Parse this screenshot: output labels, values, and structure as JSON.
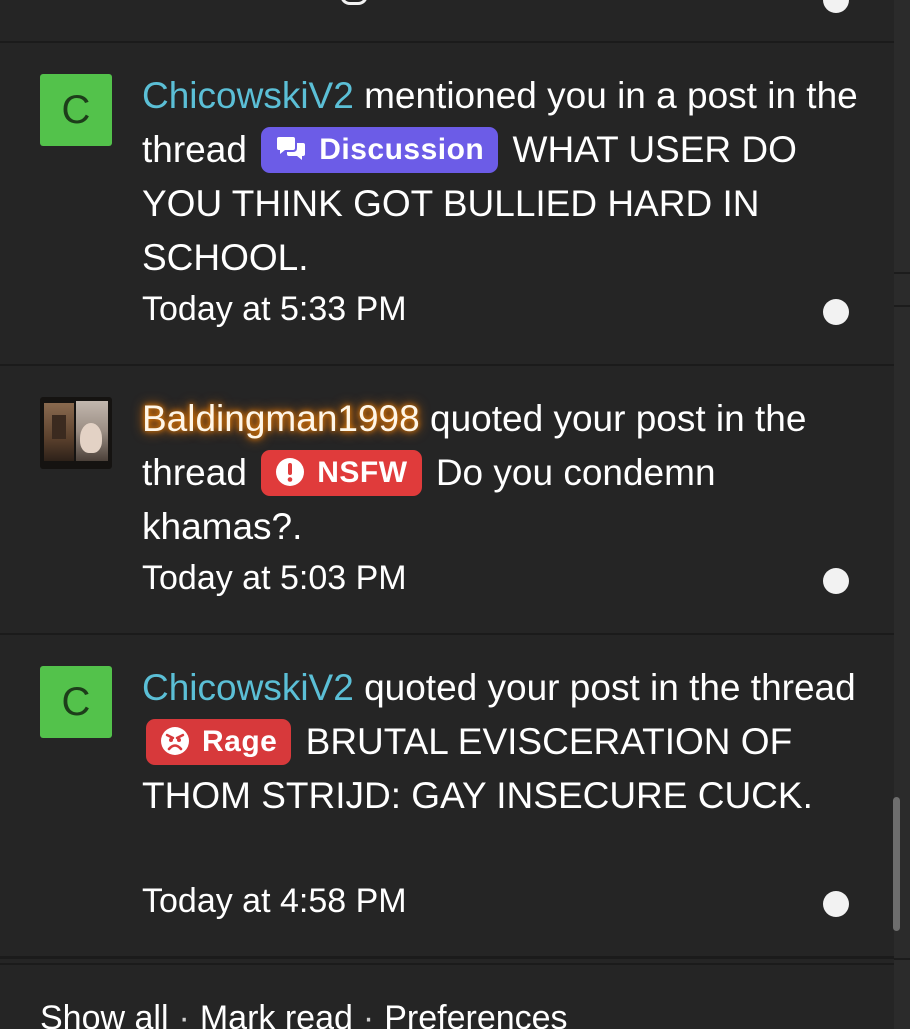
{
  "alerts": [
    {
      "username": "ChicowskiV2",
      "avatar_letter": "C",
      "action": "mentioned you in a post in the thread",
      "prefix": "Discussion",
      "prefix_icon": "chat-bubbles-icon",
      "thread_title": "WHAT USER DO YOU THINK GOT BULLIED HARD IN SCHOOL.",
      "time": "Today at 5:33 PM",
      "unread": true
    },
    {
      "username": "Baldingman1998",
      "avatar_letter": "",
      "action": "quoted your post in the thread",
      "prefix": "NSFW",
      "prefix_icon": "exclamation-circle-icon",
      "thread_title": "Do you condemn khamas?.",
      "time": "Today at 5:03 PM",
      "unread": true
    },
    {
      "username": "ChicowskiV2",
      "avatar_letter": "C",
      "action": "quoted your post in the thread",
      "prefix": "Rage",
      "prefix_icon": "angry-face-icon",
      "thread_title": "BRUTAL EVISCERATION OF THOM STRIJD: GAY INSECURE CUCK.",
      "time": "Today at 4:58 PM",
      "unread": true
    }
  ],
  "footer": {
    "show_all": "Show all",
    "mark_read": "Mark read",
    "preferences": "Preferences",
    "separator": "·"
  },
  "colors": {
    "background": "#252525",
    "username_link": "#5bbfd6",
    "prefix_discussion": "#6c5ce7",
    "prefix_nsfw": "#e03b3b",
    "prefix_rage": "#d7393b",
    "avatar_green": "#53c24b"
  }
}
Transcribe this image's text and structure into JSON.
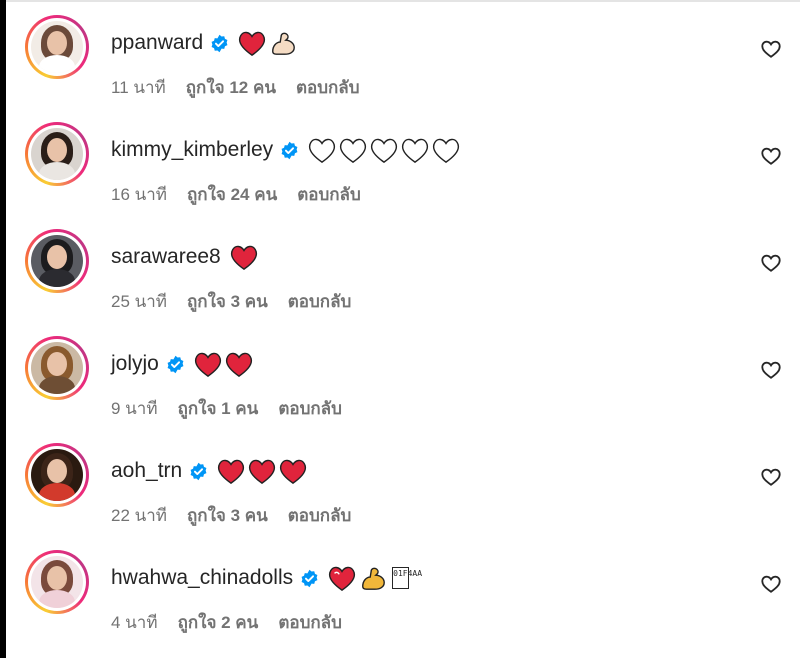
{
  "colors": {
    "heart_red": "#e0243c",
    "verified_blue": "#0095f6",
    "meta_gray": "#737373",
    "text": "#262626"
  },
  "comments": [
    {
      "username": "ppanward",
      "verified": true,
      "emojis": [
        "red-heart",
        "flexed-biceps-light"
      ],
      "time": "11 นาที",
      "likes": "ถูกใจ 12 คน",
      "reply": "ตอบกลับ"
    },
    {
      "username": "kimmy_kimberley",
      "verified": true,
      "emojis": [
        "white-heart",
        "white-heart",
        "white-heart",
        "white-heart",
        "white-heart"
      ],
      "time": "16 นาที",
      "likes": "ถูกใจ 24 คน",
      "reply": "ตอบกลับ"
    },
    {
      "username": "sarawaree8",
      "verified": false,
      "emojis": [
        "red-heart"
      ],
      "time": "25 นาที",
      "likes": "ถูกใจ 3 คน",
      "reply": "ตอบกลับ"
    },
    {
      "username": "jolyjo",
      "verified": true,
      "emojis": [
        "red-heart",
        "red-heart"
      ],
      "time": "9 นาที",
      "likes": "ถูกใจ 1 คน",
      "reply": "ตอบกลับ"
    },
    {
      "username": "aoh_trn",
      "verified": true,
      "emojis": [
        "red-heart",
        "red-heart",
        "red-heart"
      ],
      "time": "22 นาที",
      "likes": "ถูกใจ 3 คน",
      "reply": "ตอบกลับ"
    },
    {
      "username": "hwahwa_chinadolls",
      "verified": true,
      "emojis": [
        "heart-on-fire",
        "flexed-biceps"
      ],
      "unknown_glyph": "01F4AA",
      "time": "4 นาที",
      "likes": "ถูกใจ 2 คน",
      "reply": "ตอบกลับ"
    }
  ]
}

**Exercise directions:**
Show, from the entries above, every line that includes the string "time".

**Output of the task:**
      "time": "Today at 5:33 PM",
      "time": "Today at 5:03 PM",
      "time": "Today at 4:58 PM",
      "time": "11 นาที",
      "time": "16 นาที",
      "time": "25 นาที",
      "time": "9 นาที",
      "time": "22 นาที",
      "time": "4 นาที",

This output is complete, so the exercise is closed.